Element data from apps and pages:
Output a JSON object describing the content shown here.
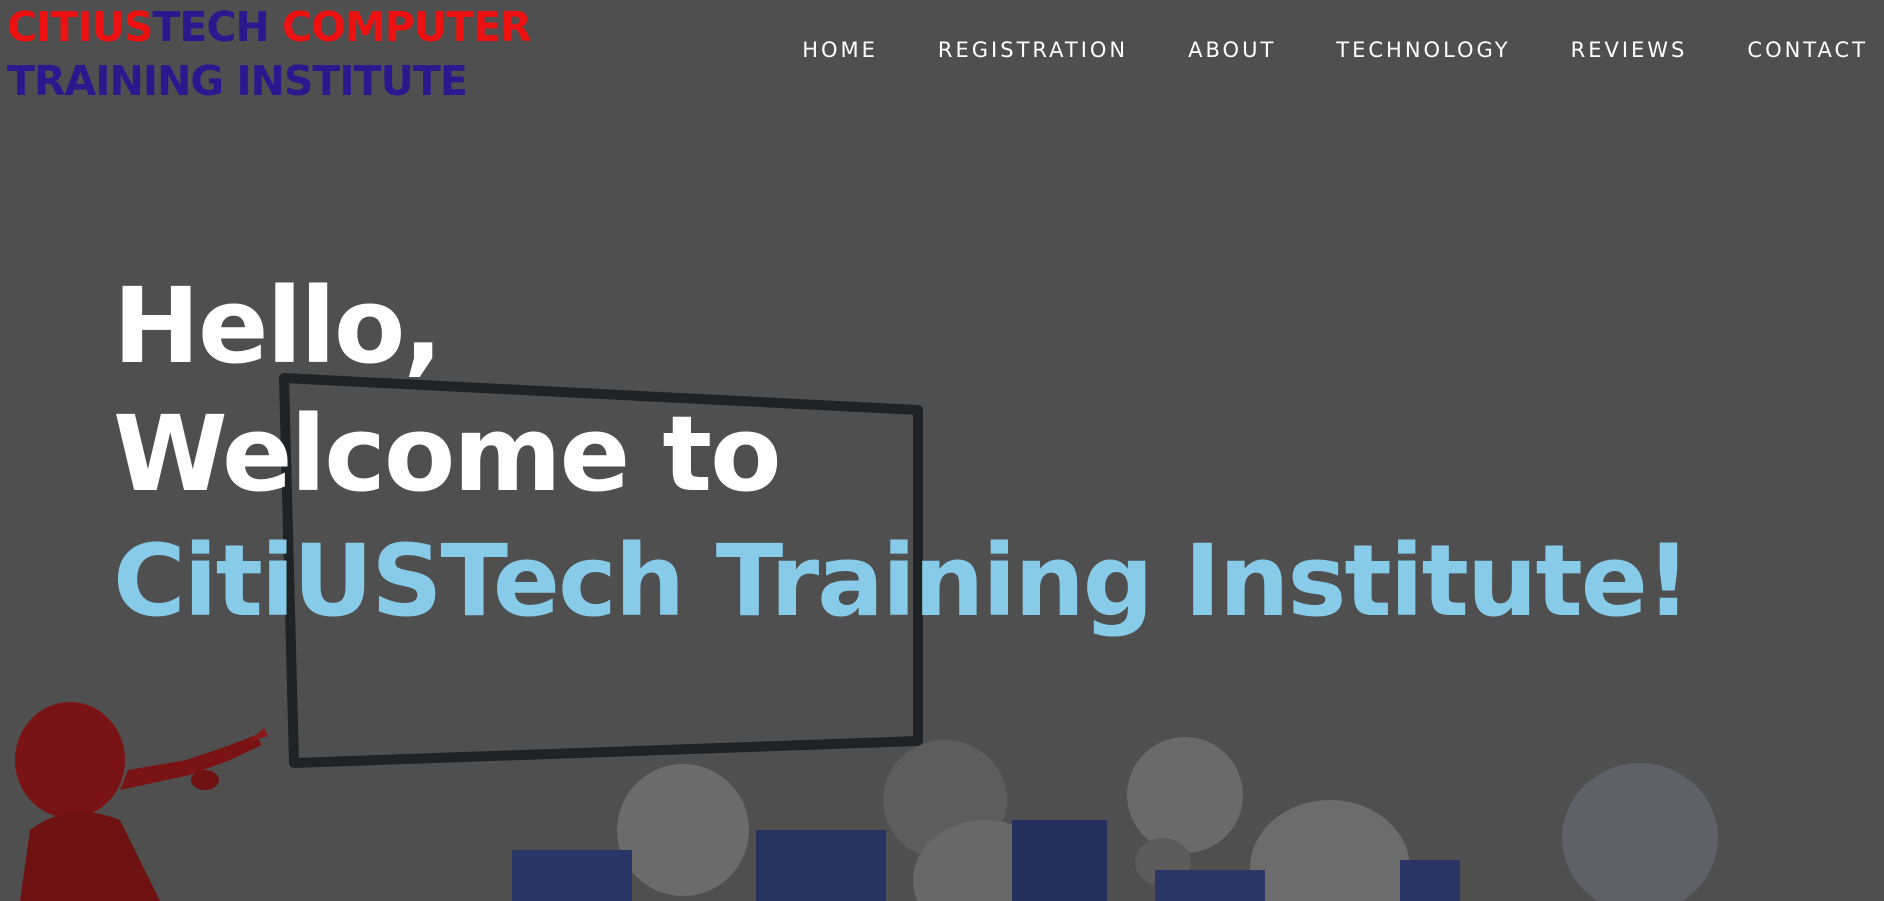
{
  "header": {
    "logo_line1_part1": "CITIUS",
    "logo_line1_part2": "TECH",
    "logo_line1_part3": " COMPUTER",
    "logo_line2": "TRAINING INSTITUTE"
  },
  "nav": {
    "items": [
      {
        "label": "HOME"
      },
      {
        "label": "REGISTRATION"
      },
      {
        "label": "ABOUT"
      },
      {
        "label": "TECHNOLOGY"
      },
      {
        "label": "REVIEWS"
      },
      {
        "label": "CONTACT"
      }
    ]
  },
  "hero": {
    "line1": "Hello,",
    "line2": "Welcome to",
    "line3": "CitiUSTech Training Institute!"
  },
  "colors": {
    "background": "#4f4f4f",
    "logo_red": "#ee1111",
    "logo_blue": "#2b188f",
    "accent": "#87cbe8",
    "nav_text": "#ffffff"
  }
}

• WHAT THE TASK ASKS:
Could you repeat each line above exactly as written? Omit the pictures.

• RESULT OF THE TASK:
Output a JSON object describing the content shown here.
{
  "header": {
    "logo_line1_part1": "CITIUS",
    "logo_line1_part2": "TECH",
    "logo_line1_part3": " COMPUTER",
    "logo_line2": "TRAINING INSTITUTE"
  },
  "nav": {
    "items": [
      {
        "label": "HOME"
      },
      {
        "label": "REGISTRATION"
      },
      {
        "label": "ABOUT"
      },
      {
        "label": "TECHNOLOGY"
      },
      {
        "label": "REVIEWS"
      },
      {
        "label": "CONTACT"
      }
    ]
  },
  "hero": {
    "line1": "Hello,",
    "line2": "Welcome to",
    "line3": "CitiUSTech Training Institute!"
  },
  "colors": {
    "background": "#4f4f4f",
    "logo_red": "#ee1111",
    "logo_blue": "#2b188f",
    "accent": "#87cbe8",
    "nav_text": "#ffffff"
  }
}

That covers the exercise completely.